- App: 7/10. TD Ameritrade’s app is comparable to their website user interface. Mobile Trader, the mobile app companion to the reputable thinkorswim platform is also a good one that I like to use. It performs better compared to Saxobank’s SaxoTraderGo, which reportedly crashes regularly and lacks optimal security measures.
Trading products available
The variety of trading products available through TD Ameritrade is evidently much more than most of the company’s competitors. Here is a list of instruments available:
- US Equities
- EU Equities
- Japan Equities
- Hong Kong Equities
- Mutual Funds
TD Ameritrade charges moderately acceptable trading fees at $6.95 per trade for both stocks and options. Though this is considered average, it is more expensive than CharlesSchwab and Fidelity which both charge a low fee of $4.95. Its advantage over some competitors is its zero commission on mutual funds.
Other advantages of TD Ameritrade are that it does not charge an account fee nor an inactivity fee. Its borrowing fee is at approximately 6%.

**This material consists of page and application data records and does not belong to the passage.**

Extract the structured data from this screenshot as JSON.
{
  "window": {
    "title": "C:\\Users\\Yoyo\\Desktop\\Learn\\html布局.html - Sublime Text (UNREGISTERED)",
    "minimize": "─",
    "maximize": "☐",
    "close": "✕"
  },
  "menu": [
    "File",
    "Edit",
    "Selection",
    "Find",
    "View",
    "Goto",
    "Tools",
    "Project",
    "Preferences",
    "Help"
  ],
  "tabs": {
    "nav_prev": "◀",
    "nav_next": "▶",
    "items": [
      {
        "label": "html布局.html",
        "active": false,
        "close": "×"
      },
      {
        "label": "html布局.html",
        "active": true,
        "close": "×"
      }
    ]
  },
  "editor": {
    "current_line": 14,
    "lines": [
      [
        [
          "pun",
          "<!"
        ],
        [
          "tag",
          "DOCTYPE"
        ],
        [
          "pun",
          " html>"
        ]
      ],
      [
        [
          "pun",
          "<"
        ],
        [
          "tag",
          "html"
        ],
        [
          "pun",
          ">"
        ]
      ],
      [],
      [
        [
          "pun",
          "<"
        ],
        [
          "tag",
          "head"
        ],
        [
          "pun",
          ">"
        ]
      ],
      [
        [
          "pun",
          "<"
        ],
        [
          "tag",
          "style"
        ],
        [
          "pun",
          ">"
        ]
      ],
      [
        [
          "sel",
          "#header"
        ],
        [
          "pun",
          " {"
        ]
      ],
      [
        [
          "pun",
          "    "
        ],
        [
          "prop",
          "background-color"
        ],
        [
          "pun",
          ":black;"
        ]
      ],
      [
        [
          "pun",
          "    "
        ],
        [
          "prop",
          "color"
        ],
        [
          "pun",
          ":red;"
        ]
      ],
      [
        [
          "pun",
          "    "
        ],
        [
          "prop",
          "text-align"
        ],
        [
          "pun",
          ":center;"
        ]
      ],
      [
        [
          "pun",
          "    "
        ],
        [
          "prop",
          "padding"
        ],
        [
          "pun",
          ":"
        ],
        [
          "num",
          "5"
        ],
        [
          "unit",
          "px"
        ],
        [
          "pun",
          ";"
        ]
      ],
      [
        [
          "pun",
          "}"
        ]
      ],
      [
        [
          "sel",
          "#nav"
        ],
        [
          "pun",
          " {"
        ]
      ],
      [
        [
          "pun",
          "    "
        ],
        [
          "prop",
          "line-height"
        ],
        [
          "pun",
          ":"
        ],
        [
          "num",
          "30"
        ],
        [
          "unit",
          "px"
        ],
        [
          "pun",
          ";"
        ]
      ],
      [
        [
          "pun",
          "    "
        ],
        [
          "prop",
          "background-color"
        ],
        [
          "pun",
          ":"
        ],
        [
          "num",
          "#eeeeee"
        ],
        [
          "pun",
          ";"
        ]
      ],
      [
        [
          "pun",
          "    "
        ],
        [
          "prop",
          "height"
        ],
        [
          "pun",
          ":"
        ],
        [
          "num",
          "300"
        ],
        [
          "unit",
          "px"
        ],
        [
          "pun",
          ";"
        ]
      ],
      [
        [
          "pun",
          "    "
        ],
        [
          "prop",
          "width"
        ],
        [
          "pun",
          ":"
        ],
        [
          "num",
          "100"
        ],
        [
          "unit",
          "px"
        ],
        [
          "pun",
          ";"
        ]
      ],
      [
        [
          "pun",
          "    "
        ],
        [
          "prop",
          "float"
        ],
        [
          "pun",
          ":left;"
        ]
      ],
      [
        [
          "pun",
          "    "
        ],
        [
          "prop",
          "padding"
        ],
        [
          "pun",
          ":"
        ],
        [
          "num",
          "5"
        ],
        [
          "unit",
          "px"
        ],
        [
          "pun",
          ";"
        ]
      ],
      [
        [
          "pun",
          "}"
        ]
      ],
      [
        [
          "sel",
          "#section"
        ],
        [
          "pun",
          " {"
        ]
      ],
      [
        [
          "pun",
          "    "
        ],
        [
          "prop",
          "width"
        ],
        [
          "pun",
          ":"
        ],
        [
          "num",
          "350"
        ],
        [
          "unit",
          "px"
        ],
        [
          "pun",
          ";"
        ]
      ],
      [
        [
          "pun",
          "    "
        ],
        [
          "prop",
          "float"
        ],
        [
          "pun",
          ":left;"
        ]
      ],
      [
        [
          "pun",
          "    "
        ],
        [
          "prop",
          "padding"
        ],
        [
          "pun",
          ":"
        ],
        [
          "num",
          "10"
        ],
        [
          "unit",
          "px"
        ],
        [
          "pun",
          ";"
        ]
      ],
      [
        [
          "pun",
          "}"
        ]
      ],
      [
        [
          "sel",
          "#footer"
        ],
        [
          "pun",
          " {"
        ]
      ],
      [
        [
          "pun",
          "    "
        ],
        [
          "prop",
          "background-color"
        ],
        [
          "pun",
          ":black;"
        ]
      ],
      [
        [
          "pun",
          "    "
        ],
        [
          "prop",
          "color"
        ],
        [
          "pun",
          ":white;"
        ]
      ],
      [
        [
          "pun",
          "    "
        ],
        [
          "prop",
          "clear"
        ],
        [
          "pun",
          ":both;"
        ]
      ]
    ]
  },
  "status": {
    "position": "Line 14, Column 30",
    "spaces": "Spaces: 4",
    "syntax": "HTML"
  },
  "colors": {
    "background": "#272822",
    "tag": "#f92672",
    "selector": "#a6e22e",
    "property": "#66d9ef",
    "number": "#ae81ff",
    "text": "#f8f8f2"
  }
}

Opening an account with TD Ameritrade is done entirely online and requires the user’s passport details. I don’t like how the approval time is rather slow. This is tied to the initial deposit time, taking an average of approximately one week to process. There is no minimum initial deposit, which benefits many traders that are just starting out. You may deposit and withdraw into your TD Ameritrade account through bank transfer. Tho a withdrawal fee of $75 will be taken each time.
According to Similarweb, TD Ameritrade currently receives about 14.64 million visitors on their website per month. 94.21% of visits come from users located within the United States, with Taiwan and Canada following in second and third, respectively. However, rival & competitor Fidelity’s traffic rate is exceptionally higher at 68.14 million. Ameritrade currently ranks #9 on Similarweb’s Top Ranking Websites under the “Finance > Investing category”.
Alternatives to TD Ameritrade
- A great alternative to TD Ameritrade is the US based stockbroker, Fidelity. It is one of the largest US brokers with much cheaper fees and the option to utilize electronic wallets for withdrawals.
- Another company worth consideration is Interactive Brokers, it is one of the most popular US based discount brokers and has licenses from various top-tier regulatory bodies. Compared to TD Ameritrade, it offers a complete range of products, including Bitcoin and CFD with excellent trading and usage fees. International users are also very welcome. One downside, however, is they charge an inactivity fee of US$10 per month.